Nor will it do anything for the National Register’s relevance to the real world, but I doubt if that’s important to the Register’s staff; they like irrelevance; it’s a safe condition.
Several commenters have told NPS what would actually be helpful.  Don’t focus on the clerical niceties of nomination; instead advise government agencies and other change agents about how to address TCPs in planning and decision making.  Take it as given that if a place is important to a community – including a self-defined community – it’s the obligation of a government that’s supposed to be by and for the people to give that place careful consideration before doing something to it.  Talk with the people who value it, deliberate with them about ways to protect its significance while realizing whatever public interest is served by the decisions that will affect it.  See what can be done to put such protections in place and make them work.
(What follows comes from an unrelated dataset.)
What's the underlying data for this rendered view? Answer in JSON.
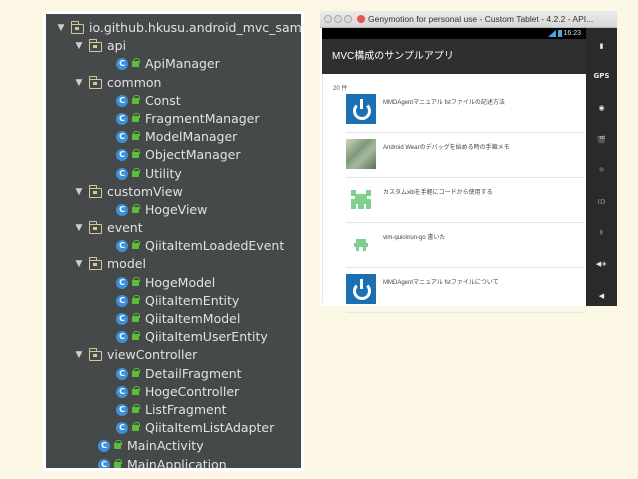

But that kind of thing, the registrars point out, isn’t their game; it’s supposedly the game of the ACHP.  Fair enough, though the ACHP has largely abandoned the field of play.  So maybe the registrars ought to talk with the ACHP, maybe share the effort.  Or maybe they should satisfy themselves with clarifying a few unfortunate word choices and dated assumptions in the Bulletin and leave any further guidance on the subject to the ACHP, the Council on Environmental Quality (CEQ) or some other entity that actually relates to reality.  I don’t expect them to exercise such broadmindedness or restraint, however.  They have convinced themselves that the National Register is the indispensable centerpiece of the nation’s historic preservation program, so only they can correct NRB 38’s deficiencies – whatever they are.

A number of people have asked me what they can do about the Register’s threatened fixes – besides filing eloquent comments, as many have done, and waiting for them to be misunderstood, ignored, or both.  The only recommendation I’ve been able to come up with is to take the matter up with higher levels in the Department of the Interior food chain.  I don’t know that this is a particularly hopeful option – the Obama administration has done little but disappoint in matters like this – but it is just possible that if the Secretary of the Interior were made aware of what is being done in her name by her minions at the National Register, her people would give the registrars a little adult oversight.  Of course, the Secretary is under orders from our keen-minded president to “greenlight” energy projects on the public lands, and hang the environmental laws, so expecting responsibility from her for the cultural environment is probably a fruitless enterprise.  What’s sad is that there’s not necessarily a conflict between energy development and taking care of the places that matter to people.  What creates conflict are government policies that encourage change agents to ignore the impacts of their actions on anything their own experts can’t weigh and measure using finely calibrated professional (or other) procedures – regardless of what those affected think is important.  People who value places that professional practitioners can't appreciate or registrars assign easly to pigeonholes are left with nothing to do but fume, demonstrate, and litigate.  NRB 38 was designed to help create conditions in which such conflicts could be identified early and resolved by consensus; what the registrars seem to be about will, I fear, have the opposite effect.